A nationwide scheme in Germany to protect its declining insect population has proved a hit. Germany’s meadows have brought back the bees and other insects so vital to the ecosystem. These mini islands of wilderness number over a hundred and are spread all over Germany.
Baerwaldstrasse is one of Germany’s meadows that are covered with wild plants and flowers. Red poppies, white cow parsley, blue cornflowers can be spied amidst a sea of wild grass and nettles. Swarms of various insects buzz over these flowers.
Germany’s meadows have transformed the urban landscape and were planted with the sole aim of reversing the significant decline in the insect population. This has played havoc with the ecology of space as insects, especially bees are vital for pollination.
A Must For Insect Populations
The insect population has been decimated across the world, thanks to the destruction of their natural habitat, and the indiscriminate use of pesticides. It has been estimated that 25% of the insect population on land has been destroyed in the preceding 3 decades, and it has been going down at a rate of 9% every 10 years.
The figures are 50% if you calculate for the past 75 years.

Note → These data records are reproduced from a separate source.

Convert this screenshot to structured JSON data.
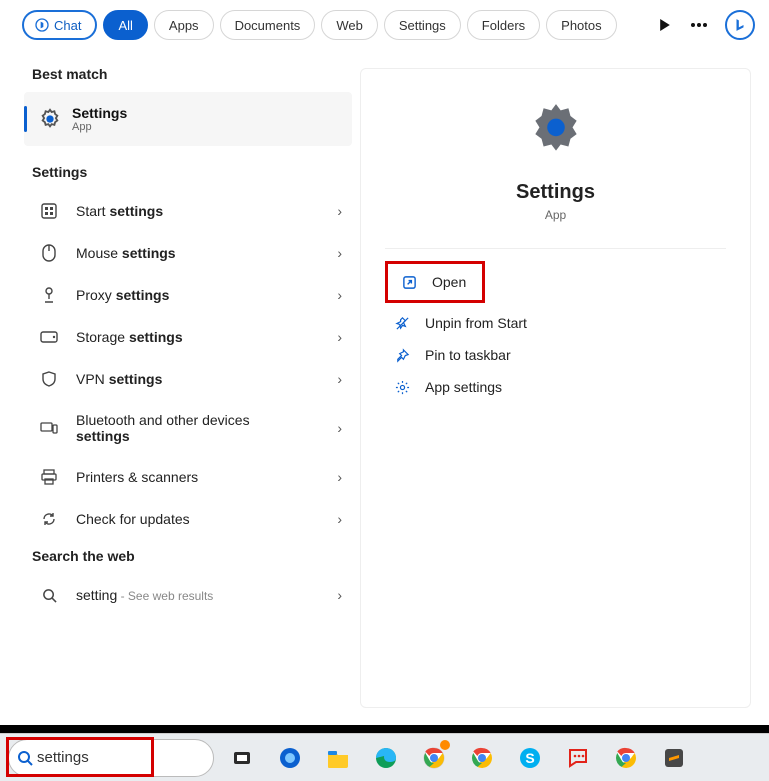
{
  "tabs": {
    "chat": "Chat",
    "all": "All",
    "apps": "Apps",
    "documents": "Documents",
    "web": "Web",
    "settings": "Settings",
    "folders": "Folders",
    "photos": "Photos"
  },
  "left": {
    "best_match_header": "Best match",
    "best": {
      "title": "Settings",
      "subtitle": "App"
    },
    "settings_header": "Settings",
    "rows": [
      {
        "prefix": "Start ",
        "bold": "settings"
      },
      {
        "prefix": "Mouse ",
        "bold": "settings"
      },
      {
        "prefix": "Proxy ",
        "bold": "settings"
      },
      {
        "prefix": "Storage ",
        "bold": "settings"
      },
      {
        "prefix": "VPN ",
        "bold": "settings"
      },
      {
        "prefix": "Bluetooth and other devices ",
        "bold": "settings",
        "twoLine": true
      },
      {
        "prefix": "Printers & scanners",
        "bold": ""
      },
      {
        "prefix": "Check for updates",
        "bold": ""
      }
    ],
    "web_header": "Search the web",
    "web": {
      "term": "setting",
      "suffix": " - See web results"
    }
  },
  "preview": {
    "title": "Settings",
    "subtitle": "App",
    "actions": {
      "open": "Open",
      "unpin": "Unpin from Start",
      "pin_tb": "Pin to taskbar",
      "app_settings": "App settings"
    }
  },
  "taskbar": {
    "search_value": "settings"
  }
}
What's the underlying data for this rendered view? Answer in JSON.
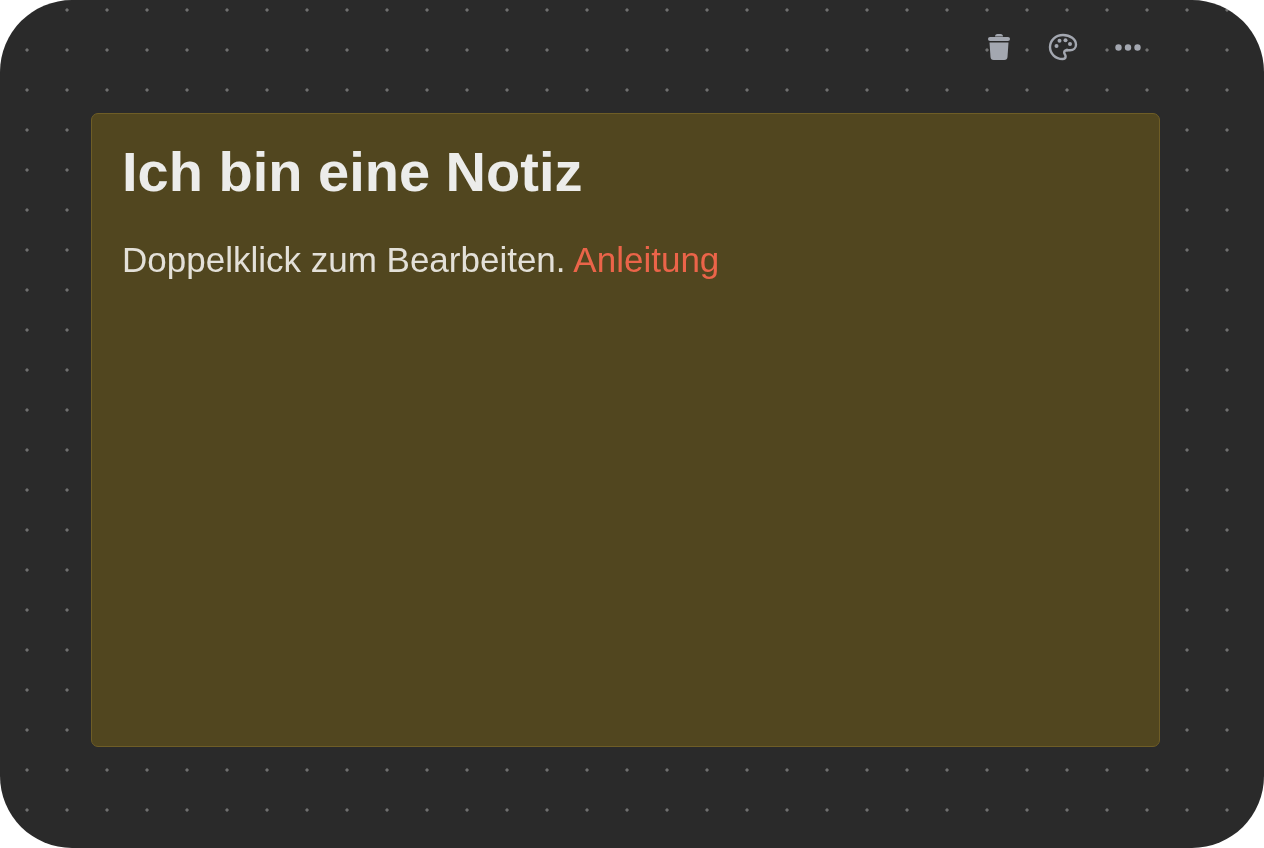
{
  "note": {
    "title": "Ich bin eine Notiz",
    "body": "Doppelklick zum Bearbeiten.",
    "link": "Anleitung"
  }
}
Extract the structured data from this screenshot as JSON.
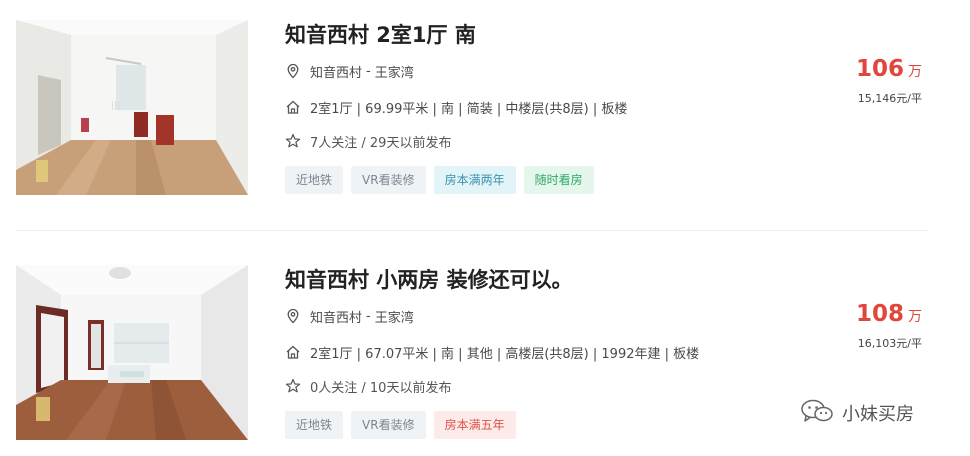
{
  "listings": [
    {
      "title": "知音西村 2室1厅 南",
      "community": "知音西村",
      "area_name": "王家湾",
      "separator": "-",
      "house_info": "2室1厅 | 69.99平米 | 南 | 简装 | 中楼层(共8层) | 板楼",
      "follow_info": "7人关注 / 29天以前发布",
      "tags": [
        "近地铁",
        "VR看装修",
        "房本满两年",
        "随时看房"
      ],
      "total_price": "106",
      "total_unit": "万",
      "unit_price": "15,146元/平"
    },
    {
      "title": "知音西村 小两房 装修还可以。",
      "community": "知音西村",
      "area_name": "王家湾",
      "separator": "-",
      "house_info": "2室1厅 | 67.07平米 | 南 | 其他 | 高楼层(共8层) | 1992年建 | 板楼",
      "follow_info": "0人关注 / 10天以前发布",
      "tags": [
        "近地铁",
        "VR看装修",
        "房本满五年"
      ],
      "total_price": "108",
      "total_unit": "万",
      "unit_price": "16,103元/平"
    }
  ],
  "watermark": {
    "text": "小妹买房"
  },
  "icons": {
    "location": "location-pin-icon",
    "house": "house-icon",
    "follow": "star-icon",
    "watermark": "wechat-icon"
  },
  "colors": {
    "price": "#e0463b",
    "tag_grey": "#7d8590",
    "tag_blue": "#3595b0",
    "tag_green": "#32a86a",
    "tag_red": "#e0524a"
  }
}
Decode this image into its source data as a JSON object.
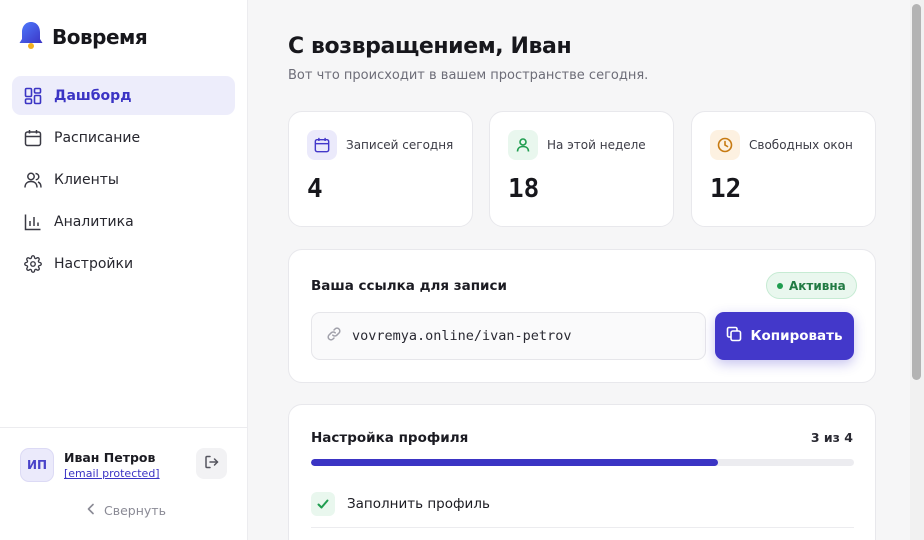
{
  "brand": {
    "name": "Вовремя"
  },
  "nav": [
    {
      "label": "Дашборд",
      "icon": "dashboard-icon",
      "active": true
    },
    {
      "label": "Расписание",
      "icon": "calendar-icon",
      "active": false
    },
    {
      "label": "Клиенты",
      "icon": "users-icon",
      "active": false
    },
    {
      "label": "Аналитика",
      "icon": "chart-icon",
      "active": false
    },
    {
      "label": "Настройки",
      "icon": "gear-icon",
      "active": false
    }
  ],
  "user": {
    "initials": "ИП",
    "name": "Иван Петров",
    "email": "[email protected]"
  },
  "sidebar": {
    "collapse_label": "Свернуть"
  },
  "header": {
    "greeting": "С возвращением, Иван",
    "subtitle": "Вот что происходит в вашем пространстве сегодня."
  },
  "stats": [
    {
      "label": "Записей сегодня",
      "value": "4",
      "icon": "calendar-icon",
      "color": "#4338ca",
      "bg": "#ebeafb"
    },
    {
      "label": "На этой неделе",
      "value": "18",
      "icon": "user-icon",
      "color": "#1f9d4f",
      "bg": "#e9f7ee"
    },
    {
      "label": "Свободных окон",
      "value": "12",
      "icon": "clock-icon",
      "color": "#c77a12",
      "bg": "#fdf1e1"
    }
  ],
  "booking_link": {
    "title": "Ваша ссылка для записи",
    "status": "Активна",
    "url": "vovremya.online/ivan-petrov",
    "copy_label": "Копировать"
  },
  "profile_setup": {
    "title": "Настройка профиля",
    "progress_text": "3 из 4",
    "progress_fraction": 0.75,
    "items": [
      {
        "label": "Заполнить профиль",
        "done": true
      }
    ]
  },
  "colors": {
    "accent": "#4338ca",
    "success": "#1f9d4f"
  }
}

It is estimated that most insects would disappear within another 100 years. And that would spell catastrophe for human existence.
The Midwestern and western parts of the US and Europe have encountered devastating loss in insect population in the past 50 years. Germany alone has 580 types of wild bees, over half of which are in danger and could soon be extinct.
A study released by the German Entomological Society of Krefeld in 2017 has shown that there has been a 3 quarter decline in the total biomass of flying insects in the protected areas of Germany in the last three decades.
Climate change has been the greatest factor for the decline in the population of insects, most of which are delicate but are vital for the sustenance of the ecology. The use of pesticides, biofuel emissions, changes in land-use patterns, loss of habitat, and the lighting of the night sky are reasons that are destroying their population.
Scientists have termed the drastic loss in biodiversity as an ‘insect apocalypse’ and are warning of its effects on our lives as they constitute the very basis of life. Most insects perform vital jobs such as pollinating the flowers, aerating the natural soil, and nutrients recycling.
The decimation of the population of bees and various other pollinators could lead to a drastic fall in the production of crops and affect the food security of the planet. An overwhelming number of crops depend on natural pollination and would affect over 80% of the leading food crops around the world. 87 of the 115 leading crops around the world are heavily dependent on natural pollination and add up to 35% of the total world food production.
Germany’s Meadows Could Combine To Create An Urban Wilderness
Germany’s meadows are a desperate attempt to combat this catastrophic drop in the population of insects. The mini wilderness that has come upon Baerwaldstrasse in Kreuzberg, a suburb in Berlin is a sign of the success of such urban wilderness.
Germany’s meadows were planted in the last 3 years and have finally bloomed fully this summer, transforming the urban landscape. The city of Berlin has earmarked around $2.08 million for seeding and nurturing the wild gardens in and around the city which number over 50.
Germany’s meadows have also come up in Munich, where 30 such wilderness have come up. Leipzig, Stuttgart, Hamburg, and Braunschweig have begun similar initiatives.
The trend of Germany’s meadows began in Hamburg back in 2015 when the authorities unveiled a series of wildflower beds on top of bus shelters. The Nature and Biodiversity Conservation Union of Germany has been receiving requests for help from residents who want to have their own wildflowers beds, and want to transform their manicured lawns into green spaces for insects to thrive.
The blooms also have their aesthetic appeal, but experts say that the urban initiatives to save Germany’s meadows need to be replicated in the rural areas if there has to be any effect. A network of increasing numbers of such green hotspots could eventually lead to a green cover even in urban areas.